My father and I didn’t speak during the event, we haven’t actually spoken again except for one, two WhatsApp message exchange, where he asked me to explain myself… and I did… saying much of what’s been written here, but also going further, both wishing him well for the future and also suggesting that we are unlikely to speak again given our equally stubborn natures.
This has become a reality.
My failure. I am in part to blame for this breakdown in communications, I thought I could take him away from Hillsborough and help support and encourage life beyond the walls of the tragedy but I was misguided and I should have left this well alone. I was wrong to turn up to the WNWA96 and the H2A Run 2016 because it highlighted to me things I probably didn’t want to know and left me feeling bereft.

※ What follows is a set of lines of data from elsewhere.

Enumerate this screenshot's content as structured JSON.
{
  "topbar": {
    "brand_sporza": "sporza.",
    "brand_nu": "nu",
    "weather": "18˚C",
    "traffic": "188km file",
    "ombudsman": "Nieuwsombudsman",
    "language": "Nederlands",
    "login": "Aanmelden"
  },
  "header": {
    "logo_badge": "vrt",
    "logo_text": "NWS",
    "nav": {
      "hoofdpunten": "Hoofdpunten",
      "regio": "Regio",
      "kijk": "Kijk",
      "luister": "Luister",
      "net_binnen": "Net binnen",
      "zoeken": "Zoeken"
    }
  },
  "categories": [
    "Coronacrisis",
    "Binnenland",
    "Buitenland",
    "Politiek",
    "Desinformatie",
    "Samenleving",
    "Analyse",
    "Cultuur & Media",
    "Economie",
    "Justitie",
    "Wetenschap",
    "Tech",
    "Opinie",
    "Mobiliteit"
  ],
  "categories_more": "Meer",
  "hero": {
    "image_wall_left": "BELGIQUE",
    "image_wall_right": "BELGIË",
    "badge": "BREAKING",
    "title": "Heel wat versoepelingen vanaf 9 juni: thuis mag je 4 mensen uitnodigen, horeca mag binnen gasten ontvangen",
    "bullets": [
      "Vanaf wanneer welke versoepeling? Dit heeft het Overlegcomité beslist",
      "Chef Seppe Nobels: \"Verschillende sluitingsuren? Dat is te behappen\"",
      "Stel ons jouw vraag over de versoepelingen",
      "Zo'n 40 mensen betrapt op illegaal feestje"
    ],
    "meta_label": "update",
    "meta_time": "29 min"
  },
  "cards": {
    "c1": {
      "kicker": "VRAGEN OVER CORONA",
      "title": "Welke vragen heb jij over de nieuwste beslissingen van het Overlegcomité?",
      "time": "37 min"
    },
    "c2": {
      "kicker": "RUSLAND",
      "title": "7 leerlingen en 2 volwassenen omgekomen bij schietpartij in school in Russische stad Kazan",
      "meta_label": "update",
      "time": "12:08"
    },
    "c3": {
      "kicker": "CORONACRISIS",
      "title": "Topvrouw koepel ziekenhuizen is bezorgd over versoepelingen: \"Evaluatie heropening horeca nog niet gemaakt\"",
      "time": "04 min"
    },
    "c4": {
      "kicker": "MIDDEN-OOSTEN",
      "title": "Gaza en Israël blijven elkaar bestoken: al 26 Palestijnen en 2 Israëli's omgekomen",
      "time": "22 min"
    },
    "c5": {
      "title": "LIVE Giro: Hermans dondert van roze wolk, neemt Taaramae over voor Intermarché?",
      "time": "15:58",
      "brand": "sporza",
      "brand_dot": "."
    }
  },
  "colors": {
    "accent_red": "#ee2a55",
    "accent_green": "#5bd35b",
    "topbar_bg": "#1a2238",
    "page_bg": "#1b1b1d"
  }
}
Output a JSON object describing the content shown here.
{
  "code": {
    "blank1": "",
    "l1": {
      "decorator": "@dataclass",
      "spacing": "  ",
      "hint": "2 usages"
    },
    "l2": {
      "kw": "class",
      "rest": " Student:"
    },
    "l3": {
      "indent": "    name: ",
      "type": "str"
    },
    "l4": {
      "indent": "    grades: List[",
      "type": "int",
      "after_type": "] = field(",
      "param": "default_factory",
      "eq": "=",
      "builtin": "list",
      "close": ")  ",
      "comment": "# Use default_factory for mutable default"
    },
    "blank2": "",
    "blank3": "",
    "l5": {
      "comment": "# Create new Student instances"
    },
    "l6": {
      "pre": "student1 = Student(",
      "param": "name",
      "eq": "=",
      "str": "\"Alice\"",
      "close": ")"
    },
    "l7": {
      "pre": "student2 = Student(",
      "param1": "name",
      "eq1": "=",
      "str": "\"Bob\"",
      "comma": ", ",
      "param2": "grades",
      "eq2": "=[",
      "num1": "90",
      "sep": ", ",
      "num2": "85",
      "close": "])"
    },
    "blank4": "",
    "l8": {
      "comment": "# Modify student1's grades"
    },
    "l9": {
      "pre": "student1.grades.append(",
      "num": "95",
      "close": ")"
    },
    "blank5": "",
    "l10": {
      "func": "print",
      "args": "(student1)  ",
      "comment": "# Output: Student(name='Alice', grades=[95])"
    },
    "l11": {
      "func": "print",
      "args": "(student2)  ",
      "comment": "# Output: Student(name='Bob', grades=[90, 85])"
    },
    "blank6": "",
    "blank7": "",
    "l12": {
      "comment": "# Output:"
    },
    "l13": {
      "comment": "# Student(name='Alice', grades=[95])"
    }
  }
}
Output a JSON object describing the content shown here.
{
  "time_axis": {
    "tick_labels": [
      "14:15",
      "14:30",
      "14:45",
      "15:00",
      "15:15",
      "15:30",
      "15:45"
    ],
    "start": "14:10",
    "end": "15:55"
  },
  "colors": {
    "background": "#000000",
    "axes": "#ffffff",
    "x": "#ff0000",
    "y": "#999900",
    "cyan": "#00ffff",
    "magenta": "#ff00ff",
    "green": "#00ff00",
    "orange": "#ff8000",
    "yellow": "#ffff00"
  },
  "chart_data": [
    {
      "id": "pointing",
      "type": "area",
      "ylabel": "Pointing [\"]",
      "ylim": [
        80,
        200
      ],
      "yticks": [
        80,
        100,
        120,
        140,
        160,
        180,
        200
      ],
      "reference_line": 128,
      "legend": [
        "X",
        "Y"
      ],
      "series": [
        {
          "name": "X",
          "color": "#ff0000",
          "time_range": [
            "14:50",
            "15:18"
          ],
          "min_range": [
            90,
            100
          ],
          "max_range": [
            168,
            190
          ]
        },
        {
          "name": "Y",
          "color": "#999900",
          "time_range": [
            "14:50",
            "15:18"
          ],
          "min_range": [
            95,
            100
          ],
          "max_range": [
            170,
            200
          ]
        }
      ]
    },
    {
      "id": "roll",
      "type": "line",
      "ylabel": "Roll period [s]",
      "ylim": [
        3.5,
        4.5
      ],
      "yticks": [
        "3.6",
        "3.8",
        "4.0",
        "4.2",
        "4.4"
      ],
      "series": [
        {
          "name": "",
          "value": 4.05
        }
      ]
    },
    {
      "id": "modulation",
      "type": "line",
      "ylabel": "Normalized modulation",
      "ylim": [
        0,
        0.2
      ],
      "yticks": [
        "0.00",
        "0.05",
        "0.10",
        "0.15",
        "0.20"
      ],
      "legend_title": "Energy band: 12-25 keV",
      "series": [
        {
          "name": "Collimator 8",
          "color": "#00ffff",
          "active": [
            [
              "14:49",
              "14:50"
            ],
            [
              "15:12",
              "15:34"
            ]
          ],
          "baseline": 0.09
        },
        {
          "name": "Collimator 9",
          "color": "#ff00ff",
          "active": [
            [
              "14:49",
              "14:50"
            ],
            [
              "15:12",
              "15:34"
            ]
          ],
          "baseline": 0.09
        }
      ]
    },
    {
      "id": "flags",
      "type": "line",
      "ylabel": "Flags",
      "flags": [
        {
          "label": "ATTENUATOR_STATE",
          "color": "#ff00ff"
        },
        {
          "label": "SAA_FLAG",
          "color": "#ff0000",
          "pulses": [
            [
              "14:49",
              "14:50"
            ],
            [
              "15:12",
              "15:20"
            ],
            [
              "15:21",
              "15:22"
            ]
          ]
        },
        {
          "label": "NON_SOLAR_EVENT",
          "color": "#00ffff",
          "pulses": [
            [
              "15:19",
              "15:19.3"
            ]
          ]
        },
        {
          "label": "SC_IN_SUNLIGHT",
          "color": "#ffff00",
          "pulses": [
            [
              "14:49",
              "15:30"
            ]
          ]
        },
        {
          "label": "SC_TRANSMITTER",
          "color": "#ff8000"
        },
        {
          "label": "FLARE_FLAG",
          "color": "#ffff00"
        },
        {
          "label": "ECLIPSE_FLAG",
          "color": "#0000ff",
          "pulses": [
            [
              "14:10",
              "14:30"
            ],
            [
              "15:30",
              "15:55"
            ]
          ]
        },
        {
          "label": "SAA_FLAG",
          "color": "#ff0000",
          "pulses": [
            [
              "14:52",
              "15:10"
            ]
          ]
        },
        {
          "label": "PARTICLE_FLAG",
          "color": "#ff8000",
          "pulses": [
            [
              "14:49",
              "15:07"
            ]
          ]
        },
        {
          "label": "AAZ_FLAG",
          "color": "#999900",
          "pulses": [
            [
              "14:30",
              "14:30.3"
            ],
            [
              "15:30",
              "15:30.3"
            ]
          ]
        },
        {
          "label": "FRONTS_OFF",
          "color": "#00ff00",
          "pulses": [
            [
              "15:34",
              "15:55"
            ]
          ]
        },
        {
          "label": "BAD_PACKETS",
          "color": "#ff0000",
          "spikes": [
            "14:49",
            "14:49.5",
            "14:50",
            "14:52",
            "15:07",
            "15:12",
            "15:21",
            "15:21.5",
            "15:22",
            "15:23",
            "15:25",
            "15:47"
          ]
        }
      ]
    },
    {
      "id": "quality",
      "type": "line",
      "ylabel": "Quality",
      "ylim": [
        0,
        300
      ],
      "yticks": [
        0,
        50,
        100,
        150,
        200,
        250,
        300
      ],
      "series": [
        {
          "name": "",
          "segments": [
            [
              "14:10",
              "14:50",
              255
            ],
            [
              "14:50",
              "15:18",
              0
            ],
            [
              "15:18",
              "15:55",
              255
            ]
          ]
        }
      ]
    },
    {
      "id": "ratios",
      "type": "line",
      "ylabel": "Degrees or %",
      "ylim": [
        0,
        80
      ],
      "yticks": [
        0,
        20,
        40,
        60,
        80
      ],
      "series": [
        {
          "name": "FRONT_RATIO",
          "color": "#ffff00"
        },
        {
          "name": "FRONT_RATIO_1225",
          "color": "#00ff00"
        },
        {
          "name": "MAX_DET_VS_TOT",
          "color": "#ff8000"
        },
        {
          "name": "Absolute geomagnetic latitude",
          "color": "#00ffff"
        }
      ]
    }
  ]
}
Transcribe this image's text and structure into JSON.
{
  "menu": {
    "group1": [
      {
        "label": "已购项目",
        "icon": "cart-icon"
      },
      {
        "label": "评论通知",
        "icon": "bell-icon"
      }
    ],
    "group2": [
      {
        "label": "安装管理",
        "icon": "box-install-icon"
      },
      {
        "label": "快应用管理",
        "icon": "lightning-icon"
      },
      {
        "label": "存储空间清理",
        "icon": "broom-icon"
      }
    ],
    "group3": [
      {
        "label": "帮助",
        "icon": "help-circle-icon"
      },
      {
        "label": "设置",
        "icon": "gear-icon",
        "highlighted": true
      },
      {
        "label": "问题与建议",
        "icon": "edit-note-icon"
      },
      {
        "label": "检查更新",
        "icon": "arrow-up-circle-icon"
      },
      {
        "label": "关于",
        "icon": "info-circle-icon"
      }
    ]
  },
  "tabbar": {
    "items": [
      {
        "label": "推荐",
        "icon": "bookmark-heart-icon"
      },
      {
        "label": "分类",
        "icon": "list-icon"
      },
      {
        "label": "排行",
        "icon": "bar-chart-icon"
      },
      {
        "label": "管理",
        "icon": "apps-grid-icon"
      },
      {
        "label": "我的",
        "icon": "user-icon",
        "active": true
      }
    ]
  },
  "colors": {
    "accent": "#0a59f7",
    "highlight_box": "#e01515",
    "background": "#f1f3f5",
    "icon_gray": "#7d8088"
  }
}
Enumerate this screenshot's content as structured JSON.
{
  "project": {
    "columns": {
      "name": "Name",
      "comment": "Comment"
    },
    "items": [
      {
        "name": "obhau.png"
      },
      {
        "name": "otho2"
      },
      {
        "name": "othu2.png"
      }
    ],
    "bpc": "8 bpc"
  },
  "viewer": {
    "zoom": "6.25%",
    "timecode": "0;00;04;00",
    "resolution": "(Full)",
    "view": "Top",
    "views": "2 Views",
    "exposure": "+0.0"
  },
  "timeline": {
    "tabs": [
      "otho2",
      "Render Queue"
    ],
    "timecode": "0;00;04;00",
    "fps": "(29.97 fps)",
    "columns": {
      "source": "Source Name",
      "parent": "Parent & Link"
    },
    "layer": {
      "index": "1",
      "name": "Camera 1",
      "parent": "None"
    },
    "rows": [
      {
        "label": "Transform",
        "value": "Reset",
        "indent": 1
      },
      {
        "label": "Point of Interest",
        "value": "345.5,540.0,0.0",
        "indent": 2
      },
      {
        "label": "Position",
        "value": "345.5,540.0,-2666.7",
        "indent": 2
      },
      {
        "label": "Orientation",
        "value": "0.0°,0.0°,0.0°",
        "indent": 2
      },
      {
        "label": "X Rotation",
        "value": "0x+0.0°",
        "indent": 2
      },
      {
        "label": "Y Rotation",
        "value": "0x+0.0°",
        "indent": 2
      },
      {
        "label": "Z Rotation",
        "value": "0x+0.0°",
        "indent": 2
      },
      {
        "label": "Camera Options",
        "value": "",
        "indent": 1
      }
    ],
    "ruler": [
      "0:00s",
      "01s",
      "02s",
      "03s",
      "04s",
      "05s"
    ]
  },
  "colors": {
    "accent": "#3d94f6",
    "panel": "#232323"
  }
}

What I do know though is, and I’ll paraphrase the old saying about power to suggest that, ‘Hillsborough corrupts but absolute Hillsborough corrupts absolutely. Listening to him on the radio at the inquests, reading some of the articles, interviews he had given (in particular to The Daily Mirror) and talking to him during the inquests showed clearly to me that he had become lost. How he needed the balance that Pam gave him and how I realise I could never offer what she did as a balance to his (and I quoted his own description) ‘darkness’.
I’m not exactly sure when he became SPK, campaigner but I know the man I reconnected with less than a decade ago wasn’t ‘SPK, father’. When I first noted the changes in him I coined the phrase ‘Victim 97’ because I assume that somewhere deep in the Hillsborough tragedy that my dad died too.
So I asked the question at the start of this blog post, ‘who is more important, the living or the dead?’ and I think what I’ve come to understand is that it depends on who you ask and what you’ve been through. But, for me, it is the living that we should really concern ourselves with. The dead don’t care about ‘The Truth’ and maybe it’s important to accept that if you do things for the dead – you’re actually doing them for yourself. Perhaps though the most important thing is that once you have the answer you sought it’s time to let it go and return to the land of the living, but this is just my opinion.
UltraBaby. In my final WhatsApp message to my father I made the suggestion that he ‘didn’t have time for the granddaughter that he claimed to cherish’ and I stand by that. She will never be allowed to forget him but she will never be told about Hillsborough or his role in it – I don’t see the point.
Throughout my life I’ve maintained that it is your actions that make you who you are but sometimes it’s the small things that give you humanity and this is what I will focus on as my daughter grows and asks about my parents. I will tell her all about the man who was my father, the man who could run marathons, the man who drove a bus for a living and then a taxi and then worked helping adults with severe mental difficulties. She’ll know he was an Everton fan and she’ll know he ran with her during her first race – the rest doesn’t matter. What I tell her about my mother remains a mystery even to me.
Conclusion. I’ll end with this, if the Hillsborough tragedy has taught us only one thing then I hope it is to live. In all walks of life you can honour better the dead by living the ‘life most fantastic’, you can’t honour the dead by giving up your own life in pursuit of their memory, that surely only ends in tragedy.